What you are asked to do: Keyword search on "status": report each line of the records that contains it.

Start of Block

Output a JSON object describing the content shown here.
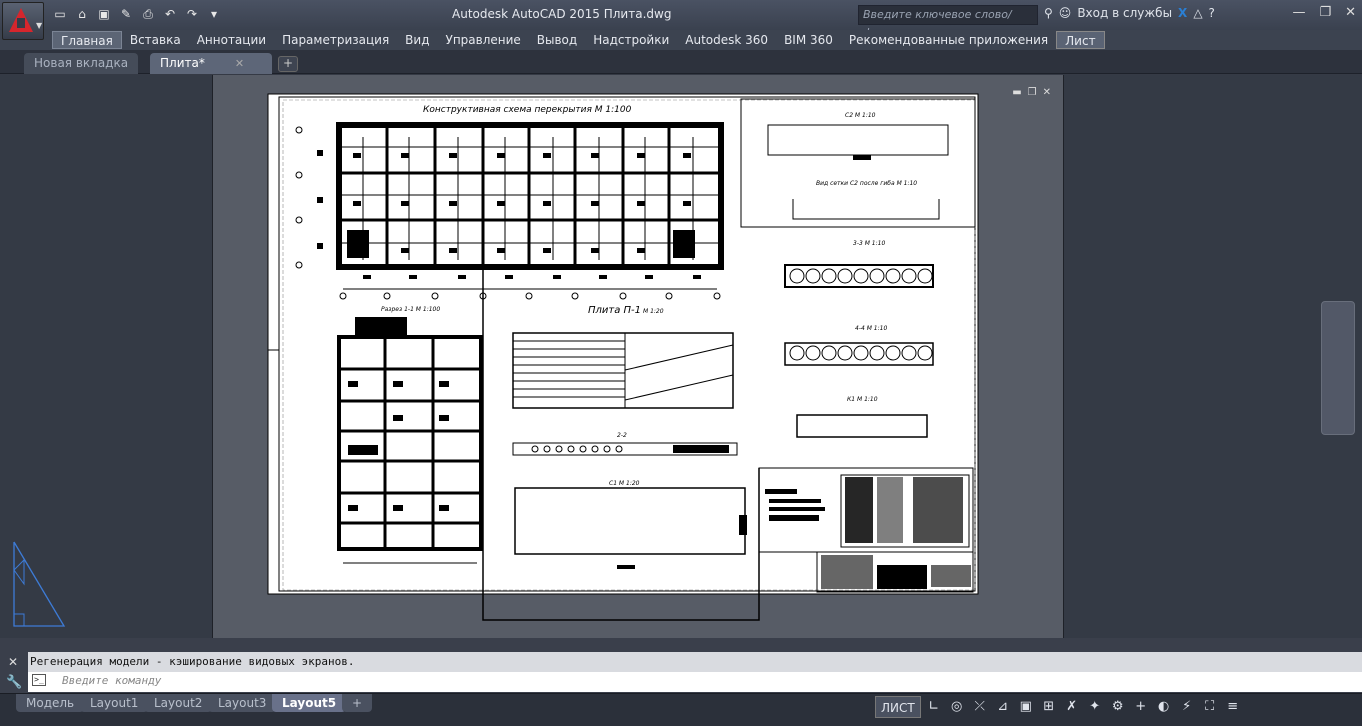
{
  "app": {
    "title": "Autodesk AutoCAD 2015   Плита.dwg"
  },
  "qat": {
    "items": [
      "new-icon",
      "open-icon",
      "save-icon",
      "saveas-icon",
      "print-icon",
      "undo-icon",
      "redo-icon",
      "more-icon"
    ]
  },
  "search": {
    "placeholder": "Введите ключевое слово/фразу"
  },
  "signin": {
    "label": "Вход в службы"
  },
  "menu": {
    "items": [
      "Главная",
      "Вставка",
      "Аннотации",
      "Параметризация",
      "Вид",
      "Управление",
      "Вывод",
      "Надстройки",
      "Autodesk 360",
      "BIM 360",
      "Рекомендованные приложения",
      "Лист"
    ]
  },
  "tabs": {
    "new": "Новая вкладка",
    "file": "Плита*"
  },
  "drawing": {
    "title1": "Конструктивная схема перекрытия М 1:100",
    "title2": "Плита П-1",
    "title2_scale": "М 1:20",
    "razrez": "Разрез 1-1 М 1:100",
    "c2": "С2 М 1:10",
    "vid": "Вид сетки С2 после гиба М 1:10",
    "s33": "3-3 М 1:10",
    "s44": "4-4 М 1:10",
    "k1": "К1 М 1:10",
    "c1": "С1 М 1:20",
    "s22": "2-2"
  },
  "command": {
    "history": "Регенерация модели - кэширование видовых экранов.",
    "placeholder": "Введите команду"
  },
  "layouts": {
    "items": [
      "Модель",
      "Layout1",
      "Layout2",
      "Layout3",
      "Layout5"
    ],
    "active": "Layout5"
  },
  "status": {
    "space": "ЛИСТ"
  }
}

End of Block
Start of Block

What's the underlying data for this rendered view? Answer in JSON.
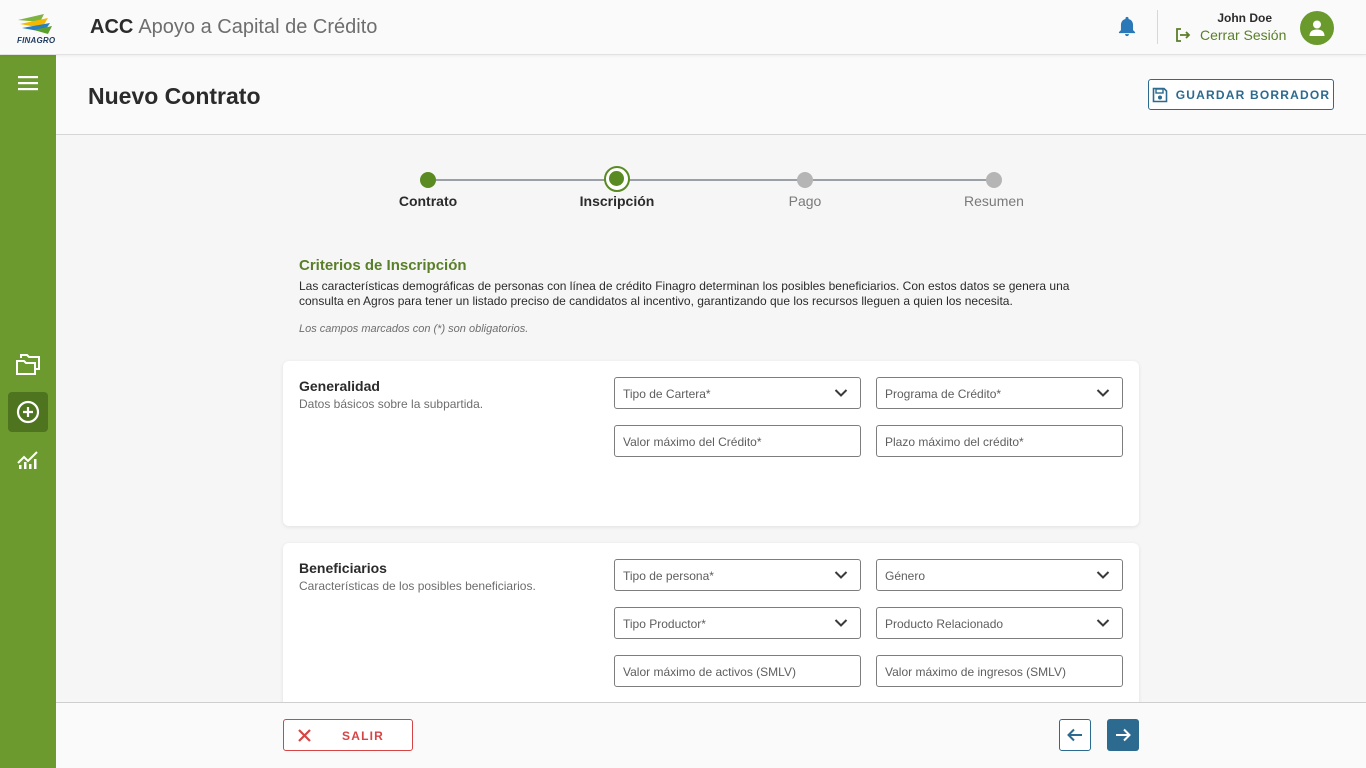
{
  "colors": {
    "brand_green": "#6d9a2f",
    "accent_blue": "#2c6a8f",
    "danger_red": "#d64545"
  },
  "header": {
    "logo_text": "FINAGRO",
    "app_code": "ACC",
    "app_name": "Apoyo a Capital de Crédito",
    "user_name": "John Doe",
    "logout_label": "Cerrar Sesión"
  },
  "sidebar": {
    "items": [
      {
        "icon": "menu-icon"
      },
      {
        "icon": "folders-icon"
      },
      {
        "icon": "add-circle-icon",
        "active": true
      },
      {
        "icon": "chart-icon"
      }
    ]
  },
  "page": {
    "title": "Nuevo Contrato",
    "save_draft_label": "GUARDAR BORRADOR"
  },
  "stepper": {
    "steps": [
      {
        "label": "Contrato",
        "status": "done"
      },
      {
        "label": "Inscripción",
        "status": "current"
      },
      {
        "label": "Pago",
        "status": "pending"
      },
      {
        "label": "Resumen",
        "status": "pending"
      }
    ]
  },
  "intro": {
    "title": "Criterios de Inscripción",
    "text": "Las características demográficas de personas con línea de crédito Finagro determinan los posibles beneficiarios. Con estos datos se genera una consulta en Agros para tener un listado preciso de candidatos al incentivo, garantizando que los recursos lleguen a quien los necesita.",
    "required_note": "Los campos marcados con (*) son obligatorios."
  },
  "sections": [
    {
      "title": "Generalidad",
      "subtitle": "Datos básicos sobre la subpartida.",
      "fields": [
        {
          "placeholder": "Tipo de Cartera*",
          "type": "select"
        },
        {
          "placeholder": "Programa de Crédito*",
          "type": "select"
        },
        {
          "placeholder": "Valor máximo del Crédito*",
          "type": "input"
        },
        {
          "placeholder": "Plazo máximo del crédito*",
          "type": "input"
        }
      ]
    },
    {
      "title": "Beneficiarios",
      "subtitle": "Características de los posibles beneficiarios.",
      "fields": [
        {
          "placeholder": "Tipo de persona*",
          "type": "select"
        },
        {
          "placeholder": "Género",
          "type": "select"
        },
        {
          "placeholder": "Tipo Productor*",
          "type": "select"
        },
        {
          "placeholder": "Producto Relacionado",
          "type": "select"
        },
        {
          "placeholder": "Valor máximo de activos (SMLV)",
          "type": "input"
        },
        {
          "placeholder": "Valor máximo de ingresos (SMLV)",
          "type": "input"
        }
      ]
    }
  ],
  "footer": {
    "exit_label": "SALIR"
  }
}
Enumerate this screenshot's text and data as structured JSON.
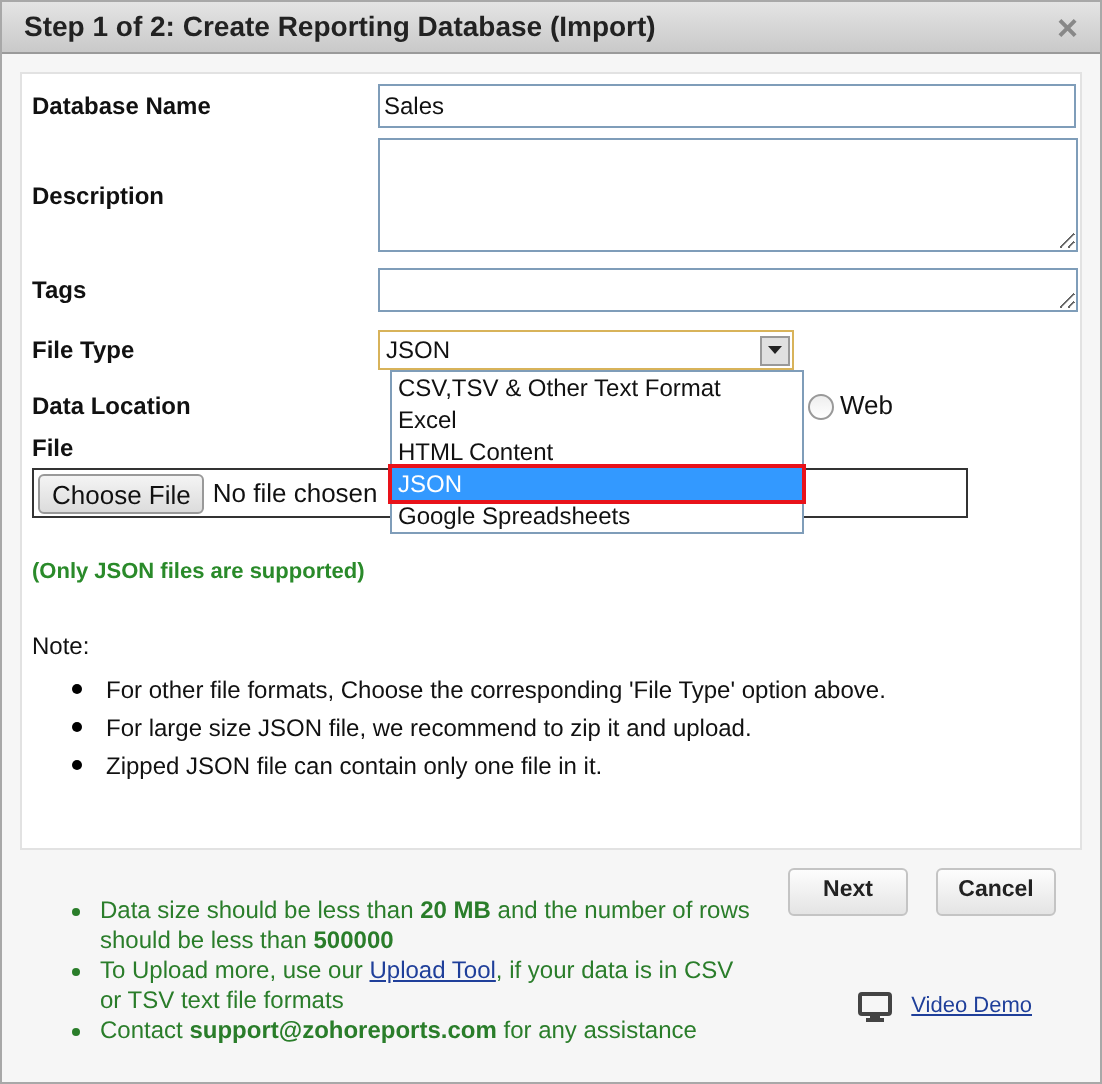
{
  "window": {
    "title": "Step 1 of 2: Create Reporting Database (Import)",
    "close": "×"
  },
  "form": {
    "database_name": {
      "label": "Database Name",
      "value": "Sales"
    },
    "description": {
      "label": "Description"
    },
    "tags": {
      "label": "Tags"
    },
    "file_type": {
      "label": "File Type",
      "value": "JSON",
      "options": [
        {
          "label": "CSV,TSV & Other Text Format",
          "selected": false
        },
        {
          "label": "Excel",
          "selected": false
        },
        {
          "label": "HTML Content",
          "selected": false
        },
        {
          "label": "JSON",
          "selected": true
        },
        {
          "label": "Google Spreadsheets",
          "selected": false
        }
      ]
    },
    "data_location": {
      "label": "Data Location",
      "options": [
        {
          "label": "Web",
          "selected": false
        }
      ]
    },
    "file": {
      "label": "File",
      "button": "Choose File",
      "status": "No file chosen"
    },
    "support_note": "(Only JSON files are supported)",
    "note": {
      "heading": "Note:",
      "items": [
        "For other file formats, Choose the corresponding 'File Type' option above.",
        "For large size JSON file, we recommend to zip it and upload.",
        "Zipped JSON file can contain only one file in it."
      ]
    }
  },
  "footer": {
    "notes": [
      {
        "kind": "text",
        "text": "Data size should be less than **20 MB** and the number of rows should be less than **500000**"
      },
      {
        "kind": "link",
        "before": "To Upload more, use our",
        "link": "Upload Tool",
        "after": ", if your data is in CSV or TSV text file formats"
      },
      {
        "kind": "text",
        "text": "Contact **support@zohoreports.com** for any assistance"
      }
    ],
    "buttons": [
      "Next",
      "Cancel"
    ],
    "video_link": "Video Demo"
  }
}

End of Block

Answer box:
  "status": {
        "status": "done"
        "status": "current"
        "status": "pending"
        "status": "pending"
      "status": "No file chosen"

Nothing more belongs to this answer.